# Task objective
Across the data below, count every line where the string "Video" appears. Answer with the number alone.

>>>>>

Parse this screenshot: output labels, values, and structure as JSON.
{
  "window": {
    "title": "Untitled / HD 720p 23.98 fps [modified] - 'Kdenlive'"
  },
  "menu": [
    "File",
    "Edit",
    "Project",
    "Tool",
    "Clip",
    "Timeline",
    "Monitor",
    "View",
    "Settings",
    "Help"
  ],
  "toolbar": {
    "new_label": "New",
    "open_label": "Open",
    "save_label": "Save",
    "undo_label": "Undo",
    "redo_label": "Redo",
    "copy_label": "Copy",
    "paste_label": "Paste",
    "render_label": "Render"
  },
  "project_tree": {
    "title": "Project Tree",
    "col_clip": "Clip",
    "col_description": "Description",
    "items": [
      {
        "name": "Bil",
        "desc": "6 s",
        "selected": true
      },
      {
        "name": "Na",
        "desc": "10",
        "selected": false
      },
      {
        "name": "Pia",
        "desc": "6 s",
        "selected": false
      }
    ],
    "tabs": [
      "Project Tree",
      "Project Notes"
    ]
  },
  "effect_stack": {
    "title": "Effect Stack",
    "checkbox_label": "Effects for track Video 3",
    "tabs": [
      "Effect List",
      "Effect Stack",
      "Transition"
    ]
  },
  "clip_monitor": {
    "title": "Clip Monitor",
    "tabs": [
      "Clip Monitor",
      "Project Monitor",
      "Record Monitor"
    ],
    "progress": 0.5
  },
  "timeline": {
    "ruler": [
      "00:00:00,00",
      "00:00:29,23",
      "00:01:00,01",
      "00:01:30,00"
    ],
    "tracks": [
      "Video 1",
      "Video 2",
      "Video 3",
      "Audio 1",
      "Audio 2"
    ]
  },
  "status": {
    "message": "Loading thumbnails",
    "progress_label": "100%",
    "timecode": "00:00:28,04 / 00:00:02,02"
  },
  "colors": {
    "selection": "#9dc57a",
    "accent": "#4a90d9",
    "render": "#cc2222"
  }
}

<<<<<
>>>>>

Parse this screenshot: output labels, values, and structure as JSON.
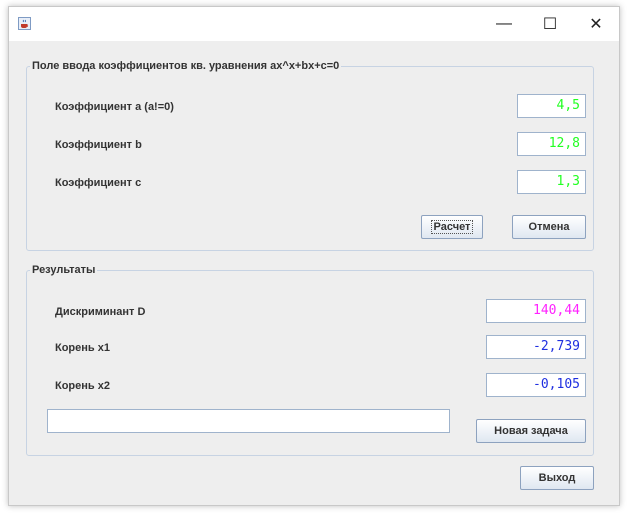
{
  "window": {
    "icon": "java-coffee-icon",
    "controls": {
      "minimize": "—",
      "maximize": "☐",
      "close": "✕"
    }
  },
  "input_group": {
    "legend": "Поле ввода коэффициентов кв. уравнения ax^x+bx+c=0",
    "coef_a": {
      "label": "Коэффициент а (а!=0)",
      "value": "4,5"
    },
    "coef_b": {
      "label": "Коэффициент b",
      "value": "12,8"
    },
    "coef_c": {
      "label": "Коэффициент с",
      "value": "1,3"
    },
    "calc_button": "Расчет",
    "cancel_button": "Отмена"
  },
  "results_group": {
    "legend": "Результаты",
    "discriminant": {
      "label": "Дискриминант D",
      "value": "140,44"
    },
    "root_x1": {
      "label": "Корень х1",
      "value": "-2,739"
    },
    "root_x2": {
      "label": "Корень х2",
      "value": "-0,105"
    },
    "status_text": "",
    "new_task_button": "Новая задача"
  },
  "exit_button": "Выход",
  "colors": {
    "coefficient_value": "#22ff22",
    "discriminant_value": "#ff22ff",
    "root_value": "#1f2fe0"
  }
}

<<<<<
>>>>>

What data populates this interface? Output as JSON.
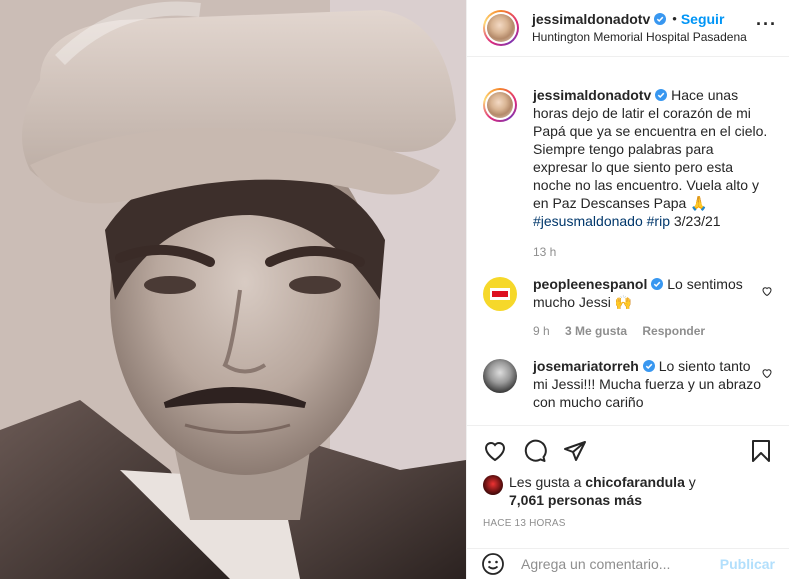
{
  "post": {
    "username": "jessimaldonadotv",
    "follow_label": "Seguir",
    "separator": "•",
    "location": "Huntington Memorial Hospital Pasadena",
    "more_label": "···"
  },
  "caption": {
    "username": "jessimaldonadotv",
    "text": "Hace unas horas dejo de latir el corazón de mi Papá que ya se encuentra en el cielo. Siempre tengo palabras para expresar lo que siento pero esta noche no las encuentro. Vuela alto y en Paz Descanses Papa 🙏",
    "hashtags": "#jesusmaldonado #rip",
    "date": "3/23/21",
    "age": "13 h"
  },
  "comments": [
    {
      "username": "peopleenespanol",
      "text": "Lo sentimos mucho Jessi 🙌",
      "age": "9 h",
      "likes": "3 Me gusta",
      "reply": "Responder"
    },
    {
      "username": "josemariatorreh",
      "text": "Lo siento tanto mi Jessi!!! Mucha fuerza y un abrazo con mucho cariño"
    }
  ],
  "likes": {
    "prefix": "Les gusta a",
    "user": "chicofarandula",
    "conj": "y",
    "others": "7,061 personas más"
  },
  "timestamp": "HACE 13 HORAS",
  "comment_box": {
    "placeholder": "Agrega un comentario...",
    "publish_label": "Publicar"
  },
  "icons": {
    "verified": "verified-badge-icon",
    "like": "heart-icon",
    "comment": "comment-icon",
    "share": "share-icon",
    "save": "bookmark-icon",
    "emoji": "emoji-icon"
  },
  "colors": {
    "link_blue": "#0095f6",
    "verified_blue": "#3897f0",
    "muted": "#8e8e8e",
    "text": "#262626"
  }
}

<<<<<

# Answer section
4